Brother Andrew is known for his willingness to place his own life at risk for the sake of the Gospel. He was fearless as he relentlessly brought Bibles into countries that persecuted Christians. What would compel a person to do such a thing? Let's look at his life story. He was born in the Netherlands in 1928 into a family that was quite poor. His parents' love of God seemed to have little influence on him as a child. When the Nazis came to his country, they attempted to capture boys his age to make them serve as Nazi soldiers. Andrew's intolerance for the war, starvation of his family and others, and oppression and lack of freedom made him join the Dutch Resistance Army at the age of 18. He took his mother's Bible with him and learned that she died while he was away. At age 20, he was shot in the ankle and almost had his leg amputated.
The nurses that cared for Andrew while he was in the hospital were Franciscan nuns. He was curious about the joy they carried with them. When questioned by Andrew about why they were so joyful, one of the nurses replied, "It's the love of Christ. Why it's right here in the book beside you." She was pointing to his mother's Bible. When he was released from the hospital, he started going to church and Bible studies which led him to give the rest of his life to Christ.
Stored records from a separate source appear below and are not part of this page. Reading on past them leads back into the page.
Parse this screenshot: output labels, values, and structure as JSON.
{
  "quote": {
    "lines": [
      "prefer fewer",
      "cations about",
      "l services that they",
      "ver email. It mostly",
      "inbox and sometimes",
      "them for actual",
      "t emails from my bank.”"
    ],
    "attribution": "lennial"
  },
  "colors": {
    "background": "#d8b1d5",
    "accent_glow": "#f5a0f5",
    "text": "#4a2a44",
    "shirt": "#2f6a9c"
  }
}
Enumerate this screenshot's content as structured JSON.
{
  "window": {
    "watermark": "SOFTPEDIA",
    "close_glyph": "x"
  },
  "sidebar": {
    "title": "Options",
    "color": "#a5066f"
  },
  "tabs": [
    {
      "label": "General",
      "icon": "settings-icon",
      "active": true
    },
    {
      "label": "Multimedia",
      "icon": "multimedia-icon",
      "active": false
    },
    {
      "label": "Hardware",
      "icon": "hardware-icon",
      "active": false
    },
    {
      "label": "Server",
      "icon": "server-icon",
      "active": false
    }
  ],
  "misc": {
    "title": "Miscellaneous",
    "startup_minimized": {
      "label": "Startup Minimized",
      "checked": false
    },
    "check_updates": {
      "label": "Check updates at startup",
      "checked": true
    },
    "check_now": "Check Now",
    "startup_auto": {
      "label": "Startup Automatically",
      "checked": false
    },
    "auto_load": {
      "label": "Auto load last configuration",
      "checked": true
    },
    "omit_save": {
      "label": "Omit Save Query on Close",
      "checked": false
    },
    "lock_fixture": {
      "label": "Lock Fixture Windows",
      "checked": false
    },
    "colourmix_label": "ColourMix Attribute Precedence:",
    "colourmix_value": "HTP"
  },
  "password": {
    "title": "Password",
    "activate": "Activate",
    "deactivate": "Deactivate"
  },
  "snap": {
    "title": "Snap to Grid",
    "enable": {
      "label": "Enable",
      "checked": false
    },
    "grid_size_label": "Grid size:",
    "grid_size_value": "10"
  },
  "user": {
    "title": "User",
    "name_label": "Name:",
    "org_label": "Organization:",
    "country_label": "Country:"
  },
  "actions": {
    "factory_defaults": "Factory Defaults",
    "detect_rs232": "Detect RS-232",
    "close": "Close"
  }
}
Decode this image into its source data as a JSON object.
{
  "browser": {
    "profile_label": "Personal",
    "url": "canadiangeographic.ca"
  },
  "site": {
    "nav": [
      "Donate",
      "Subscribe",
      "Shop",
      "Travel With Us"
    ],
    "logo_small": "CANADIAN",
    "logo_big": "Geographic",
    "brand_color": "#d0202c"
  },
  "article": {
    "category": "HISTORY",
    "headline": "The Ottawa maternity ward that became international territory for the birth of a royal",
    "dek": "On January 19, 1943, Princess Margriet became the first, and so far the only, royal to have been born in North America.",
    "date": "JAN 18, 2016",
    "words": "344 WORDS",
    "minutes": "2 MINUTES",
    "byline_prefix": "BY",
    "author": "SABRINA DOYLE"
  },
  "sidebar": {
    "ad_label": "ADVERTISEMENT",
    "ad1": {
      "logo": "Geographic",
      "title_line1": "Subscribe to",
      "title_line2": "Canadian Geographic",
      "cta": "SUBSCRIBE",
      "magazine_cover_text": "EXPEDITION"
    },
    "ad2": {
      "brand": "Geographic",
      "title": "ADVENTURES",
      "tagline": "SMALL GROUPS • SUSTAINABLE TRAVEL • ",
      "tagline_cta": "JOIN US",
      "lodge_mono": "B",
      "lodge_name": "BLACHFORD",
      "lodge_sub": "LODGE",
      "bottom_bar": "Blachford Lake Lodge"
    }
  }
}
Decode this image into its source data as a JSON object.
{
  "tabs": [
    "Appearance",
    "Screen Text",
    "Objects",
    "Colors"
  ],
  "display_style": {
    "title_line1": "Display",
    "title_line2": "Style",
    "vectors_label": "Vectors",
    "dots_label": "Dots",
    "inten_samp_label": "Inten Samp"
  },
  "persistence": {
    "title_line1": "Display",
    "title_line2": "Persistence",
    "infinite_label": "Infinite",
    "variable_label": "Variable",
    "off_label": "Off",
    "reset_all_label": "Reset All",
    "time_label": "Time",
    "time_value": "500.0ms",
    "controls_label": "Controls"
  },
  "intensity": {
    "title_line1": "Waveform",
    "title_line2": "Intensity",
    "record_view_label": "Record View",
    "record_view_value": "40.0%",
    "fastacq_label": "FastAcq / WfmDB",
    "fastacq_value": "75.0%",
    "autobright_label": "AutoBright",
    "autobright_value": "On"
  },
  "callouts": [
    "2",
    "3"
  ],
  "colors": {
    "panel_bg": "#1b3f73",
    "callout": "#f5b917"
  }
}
He decided to attend the World Evangelist Crusade (WEC) in September,1953. His ankle was completely healed while he attended WEC Glasgow Bible College in Scotland.
Missionary training was quite challenging. Each student was sent out into Scotland with one pound. They were to rely on God for every need. The mission was a success as Andrew returned with more money than was given to him. After completing college, he decided to attend a youth rally in Warsaw, Poland. The devastating impact communism had on the Poles was on display for him and drew him even deeper into missions. As he helped the poor, Andrew received his calling from the Lord: To bring Bibles to the communists and Christ to where Christians were persecuted.
Going from country to country behind the Iron Curtain in his Volkswagen Beetle filled with Bibles, he put his life on the line. When he stopped at the border of a country he was about to enter, he would pray: "Lord, in my luggage I have Scriptures I want to take to Your children. When You were on earth, You made blind eyes see. Now, I pray, make seeing eyes blind. Do not let the guards see those things You do not want them to see." This prayer was answered innumerable times. Andrew took on a partner named Hans. As the two men continued to take Bibles into non-Christian countries, others joined the mission until they named their group Open Doors. In 1967, Andrew's first book was published. It is reported that more than ten million copies of the book were sold. But Brother Andrew always kept his focus on the mission God gave to him. Through the 1990s and into the 2000s, Bibles were delivered into Albania, North Korea, China, and several Middle East countries.
Open Doors became an international mission organization located in more than 27 countries with an outreach to more than 60 persecuted nations. For Brother Andrew, no nation was considered impossible to visit. He had personal meetings with the head of Hezbollah in Lebanon and with Yasar Arafat and leaders of Hamas. He believed and taught others that no one is beyond the reach of God's love and that it is our responsibility to pray for them. God's hand of blessing seemed to be on everything that Brother Andrew did. One of the Psalms of David seems perfect to describe his life: "Surely, Lord, You bless the righteous; You surround them with favor as with a shield." (Psalm 5:12) Brother Andrew's life should be an inspiration to all of us!
Joan E. Mathias